I appreciate that you understand the semantic lack of differences between hypothesis and estimation, Willow. However, I think we can move on... People tend to estimate the answer before they even start doing math. Then they do the math get an answer and compare it. So after they estimate they compute, which means doing the math. What does compute mean?

CLASS

Doing the math.

LOSINSKI

Doing the math. That’s right. Levi, what is computing?

LEVI

Getting my math on.

LOSINSKI

That’s right, Levi. Last, good word problem people check their work. Means checking to make sure That they’ve the right calculations, they have set up their problem right. Sometimes they use reverse operations. so like using subtraction to figure out an addition problem. Why do you check math word problems? To make sure you get it right.

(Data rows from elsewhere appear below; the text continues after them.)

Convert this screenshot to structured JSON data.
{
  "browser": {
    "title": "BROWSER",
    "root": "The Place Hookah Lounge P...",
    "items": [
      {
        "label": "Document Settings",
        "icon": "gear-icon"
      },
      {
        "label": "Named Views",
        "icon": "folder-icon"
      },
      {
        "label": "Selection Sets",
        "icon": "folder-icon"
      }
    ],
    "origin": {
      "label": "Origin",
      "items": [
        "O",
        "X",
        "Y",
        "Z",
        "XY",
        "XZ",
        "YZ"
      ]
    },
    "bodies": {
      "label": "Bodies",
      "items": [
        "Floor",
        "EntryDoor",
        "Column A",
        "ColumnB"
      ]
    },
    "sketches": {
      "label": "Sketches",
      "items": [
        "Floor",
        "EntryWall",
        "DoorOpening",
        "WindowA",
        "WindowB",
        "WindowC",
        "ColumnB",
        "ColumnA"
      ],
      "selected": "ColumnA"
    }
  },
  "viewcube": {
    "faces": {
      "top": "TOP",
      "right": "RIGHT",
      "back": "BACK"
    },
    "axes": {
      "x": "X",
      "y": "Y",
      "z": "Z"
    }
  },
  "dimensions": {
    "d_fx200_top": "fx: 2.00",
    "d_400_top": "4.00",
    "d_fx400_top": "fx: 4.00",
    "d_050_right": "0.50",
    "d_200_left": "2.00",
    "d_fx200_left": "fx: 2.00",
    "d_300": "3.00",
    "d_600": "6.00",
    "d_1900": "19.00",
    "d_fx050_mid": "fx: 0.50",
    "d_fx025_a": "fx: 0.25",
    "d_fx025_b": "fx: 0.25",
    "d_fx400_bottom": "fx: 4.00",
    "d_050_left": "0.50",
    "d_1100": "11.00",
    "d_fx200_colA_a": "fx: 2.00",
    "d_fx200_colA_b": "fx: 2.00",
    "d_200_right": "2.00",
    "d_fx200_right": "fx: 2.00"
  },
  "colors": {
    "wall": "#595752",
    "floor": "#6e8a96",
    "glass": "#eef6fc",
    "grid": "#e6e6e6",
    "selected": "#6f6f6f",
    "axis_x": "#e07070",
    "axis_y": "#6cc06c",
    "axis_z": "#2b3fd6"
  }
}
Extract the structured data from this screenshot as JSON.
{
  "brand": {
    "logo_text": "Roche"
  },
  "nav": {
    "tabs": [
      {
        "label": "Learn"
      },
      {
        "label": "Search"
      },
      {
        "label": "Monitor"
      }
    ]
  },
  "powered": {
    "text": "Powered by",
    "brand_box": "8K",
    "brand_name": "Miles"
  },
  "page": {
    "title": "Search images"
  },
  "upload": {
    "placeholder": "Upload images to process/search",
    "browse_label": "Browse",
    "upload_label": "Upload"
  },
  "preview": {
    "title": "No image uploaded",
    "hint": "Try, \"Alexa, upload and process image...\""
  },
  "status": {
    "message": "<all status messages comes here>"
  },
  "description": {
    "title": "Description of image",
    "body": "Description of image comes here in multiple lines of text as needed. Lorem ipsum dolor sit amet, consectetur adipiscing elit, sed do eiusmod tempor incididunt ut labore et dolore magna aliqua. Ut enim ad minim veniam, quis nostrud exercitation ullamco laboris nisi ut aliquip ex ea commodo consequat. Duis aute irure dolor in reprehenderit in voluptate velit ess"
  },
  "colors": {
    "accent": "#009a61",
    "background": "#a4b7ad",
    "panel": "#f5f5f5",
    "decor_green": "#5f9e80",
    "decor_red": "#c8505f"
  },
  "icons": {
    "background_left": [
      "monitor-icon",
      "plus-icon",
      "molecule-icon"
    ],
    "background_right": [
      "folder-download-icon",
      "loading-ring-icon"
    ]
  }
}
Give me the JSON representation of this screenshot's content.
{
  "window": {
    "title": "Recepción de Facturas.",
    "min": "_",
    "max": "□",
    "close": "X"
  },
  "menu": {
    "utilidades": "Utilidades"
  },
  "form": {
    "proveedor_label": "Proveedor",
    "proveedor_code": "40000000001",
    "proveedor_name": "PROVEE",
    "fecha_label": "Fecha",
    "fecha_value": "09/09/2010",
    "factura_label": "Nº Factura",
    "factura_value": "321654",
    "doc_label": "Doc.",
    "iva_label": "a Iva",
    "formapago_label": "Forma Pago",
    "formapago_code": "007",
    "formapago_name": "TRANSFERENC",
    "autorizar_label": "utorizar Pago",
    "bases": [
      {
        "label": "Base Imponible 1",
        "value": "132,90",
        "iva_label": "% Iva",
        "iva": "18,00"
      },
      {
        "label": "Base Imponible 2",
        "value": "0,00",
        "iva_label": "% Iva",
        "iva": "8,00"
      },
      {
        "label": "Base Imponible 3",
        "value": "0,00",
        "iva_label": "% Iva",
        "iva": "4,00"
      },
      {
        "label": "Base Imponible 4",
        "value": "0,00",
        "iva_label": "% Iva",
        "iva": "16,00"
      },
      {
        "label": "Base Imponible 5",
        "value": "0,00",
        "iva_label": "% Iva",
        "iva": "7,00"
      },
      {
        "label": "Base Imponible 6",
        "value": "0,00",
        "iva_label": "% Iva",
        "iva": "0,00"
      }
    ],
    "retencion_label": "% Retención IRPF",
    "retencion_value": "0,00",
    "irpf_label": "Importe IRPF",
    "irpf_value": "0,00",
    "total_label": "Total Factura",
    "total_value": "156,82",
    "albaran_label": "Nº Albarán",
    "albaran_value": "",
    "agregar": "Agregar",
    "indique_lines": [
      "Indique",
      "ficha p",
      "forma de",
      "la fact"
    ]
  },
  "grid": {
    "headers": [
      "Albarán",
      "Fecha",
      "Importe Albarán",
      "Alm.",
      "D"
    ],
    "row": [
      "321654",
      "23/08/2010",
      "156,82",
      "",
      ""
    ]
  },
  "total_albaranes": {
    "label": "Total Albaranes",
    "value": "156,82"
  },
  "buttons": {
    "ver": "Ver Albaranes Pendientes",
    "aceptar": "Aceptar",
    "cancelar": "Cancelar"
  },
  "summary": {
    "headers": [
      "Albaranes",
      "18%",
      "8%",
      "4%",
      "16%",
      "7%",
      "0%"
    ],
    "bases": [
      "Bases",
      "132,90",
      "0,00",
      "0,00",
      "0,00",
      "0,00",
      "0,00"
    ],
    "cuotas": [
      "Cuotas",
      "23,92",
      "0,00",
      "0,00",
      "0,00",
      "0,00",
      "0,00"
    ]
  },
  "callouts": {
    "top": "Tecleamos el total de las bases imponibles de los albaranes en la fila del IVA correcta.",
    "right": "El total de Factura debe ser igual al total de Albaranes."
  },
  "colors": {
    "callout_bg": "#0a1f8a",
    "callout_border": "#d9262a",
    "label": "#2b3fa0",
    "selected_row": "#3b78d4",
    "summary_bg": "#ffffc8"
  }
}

(switch to: say, ask, check)

So, good problem solvers also do stuff in their head. First thing he does is ask himself what to do...

WILLOW

Why does it have to be a guy?

LOSINSKI

It doesn’t. Thank you for checking me on gender micro-aggressions, Willow. So, the first thing they do is SAY things to tell them what to do. Next, They ASK themselves questions. Finally, they CHECK their work. I put Say, ask, check On These charts. Show metacognitive strategy chart. I also have these cards that’ll help you study. This big chart so you can See what to do. And now I’m going to go through the whole process once.Then, we will read it as a group. Finally, I’ll call on each of you to read it. Perform the explanations as described by Losinski.